Now that there is a permissibility to speak out in order to help the victims or for the sake of the truth to keep people away from doing this sin we have to. be super careful to meet the 7 rules stated in the beginning of the chapter which we’ll review now, but as an introduction you must first make sure the perpetrator didn’t do Teshuva and fix the problem then to speak out you have to meet the 7 prerequisites.
1. You had to have seen the incident yourself and not know of it from secondhand information because we know someone was damaged, but do you really know who did the damage.
2. You have to do investigation to make sure the perpetrator had no justification for what he did, whether it’s stealing, hurting, or embarrassing someone etc. And the investigation must be through the lenses of halacha to see if he is really guilty or not. This is the hardest rule to get around because people very easily make justification that they know what they saw and understand what happened and know they are right, so it’s very easy to fall into the trap of lashon hara and tell others what happened for the sake of help, but they might have overlooked something.

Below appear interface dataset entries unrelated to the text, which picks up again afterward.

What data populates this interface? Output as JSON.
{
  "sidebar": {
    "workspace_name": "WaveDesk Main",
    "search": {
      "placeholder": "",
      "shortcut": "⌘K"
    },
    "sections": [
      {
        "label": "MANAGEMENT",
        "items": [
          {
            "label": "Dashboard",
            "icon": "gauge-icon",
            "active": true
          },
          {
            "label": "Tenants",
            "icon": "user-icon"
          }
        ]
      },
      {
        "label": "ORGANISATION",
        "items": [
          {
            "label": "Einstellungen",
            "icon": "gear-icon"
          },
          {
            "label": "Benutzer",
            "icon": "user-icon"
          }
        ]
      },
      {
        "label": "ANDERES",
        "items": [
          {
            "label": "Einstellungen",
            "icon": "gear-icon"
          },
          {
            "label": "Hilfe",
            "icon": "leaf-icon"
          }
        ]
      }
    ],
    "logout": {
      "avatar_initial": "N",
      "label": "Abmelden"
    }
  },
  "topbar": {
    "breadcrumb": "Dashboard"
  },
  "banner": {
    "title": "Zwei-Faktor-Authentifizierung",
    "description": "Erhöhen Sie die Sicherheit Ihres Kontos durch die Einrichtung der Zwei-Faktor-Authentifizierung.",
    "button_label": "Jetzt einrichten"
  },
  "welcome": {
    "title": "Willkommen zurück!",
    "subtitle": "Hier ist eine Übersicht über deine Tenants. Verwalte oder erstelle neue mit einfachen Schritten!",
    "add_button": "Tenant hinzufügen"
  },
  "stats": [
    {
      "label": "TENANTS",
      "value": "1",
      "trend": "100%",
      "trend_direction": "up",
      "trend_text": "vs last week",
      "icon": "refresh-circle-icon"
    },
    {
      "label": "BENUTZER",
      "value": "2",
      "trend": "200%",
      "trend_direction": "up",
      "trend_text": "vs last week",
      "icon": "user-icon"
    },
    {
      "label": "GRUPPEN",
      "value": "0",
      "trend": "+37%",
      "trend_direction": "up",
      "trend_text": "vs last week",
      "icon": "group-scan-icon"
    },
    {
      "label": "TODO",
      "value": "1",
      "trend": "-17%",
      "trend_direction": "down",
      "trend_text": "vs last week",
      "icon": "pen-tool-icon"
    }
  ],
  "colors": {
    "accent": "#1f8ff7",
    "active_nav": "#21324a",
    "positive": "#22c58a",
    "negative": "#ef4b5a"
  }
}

3. If you think you can confront the perpetrator and resolve the issues you must do that before telling anyone. The Rambam and other Rishonim say this is the classical and simple application of the verse in the Torah of “You shall rebuke someone of your nation” (Vayikra 19:17).
4. Be very sure that the entire story you are telling is the truth without any trace of lie. One exaggeration whether adding something or leaving a fact onto matter how small might change the outlook of the listeners. Even if he is for sure guilty but he might not be as bad as your exaggeration implies so it’s a big sin of lashon hara to add or even subtract a detail that might change the impression people will have about the perpetrator.
5. Your purpose in sharing the information must be a positive one which is really the basis for this entire permissibility of speaking out. An added valid excuse to talk to someone is if one as to vent and get something off his chest if he has worries or anxiety in his or her heart, as Chaza”l say in Yoma 75a that if one has worries in his hear he should speak it out with others.
6. If you can resolve the problem in some other way without telling anyone what happened then it’s forbidden to speak out. Even if you can resolve the issue with minimal guilt by not making the perpetrator look as bad as he really is then it’s a mitzvah to minimize the issue as long as the issue is fully resolved and won’t happen again. It’s a mitzvah, a nice thing to minimize guilt an example of this is in Choshen Mishpat 421:13 but it’s not an obligation because there is nowhere in Shas which clearly says minimizing guilt is the same as hiding it totally in regard to lashon hara.
7. You have to make sure that by speaking out to resolve the issue the perpetrator would not be punished more than what he would deserve if taken to court. However, if the perpetrator is very stubborn and he wouldn’t listen to Jewish courts then only with the consent and with the advice of Jewish courts one is allowed to take him to a non-Jewish court to fix the issue, see Choshen Mishpat 26:2.
The Chofetz Chaim warns that we see from all this that one is in great peril when he is faced with the position that he has to speak out because it’s very easy to mess up and speak lashon hara especially in terms of making sure you are correct about what you saw, and you don’t exaggerate one iota. This is what the pasuk in Mishlei 18:21 means that “Death and life is in the hands of the tongue.” One must think through and review in his head what he is going to say and how he is going to say it to be sure he meets all the rules because on the spur of the moment it is very easy to speak out angrily in this highly tenuous situation and slip up without thinking and be sure that you are only speaking out for the betterment of good and that’s all.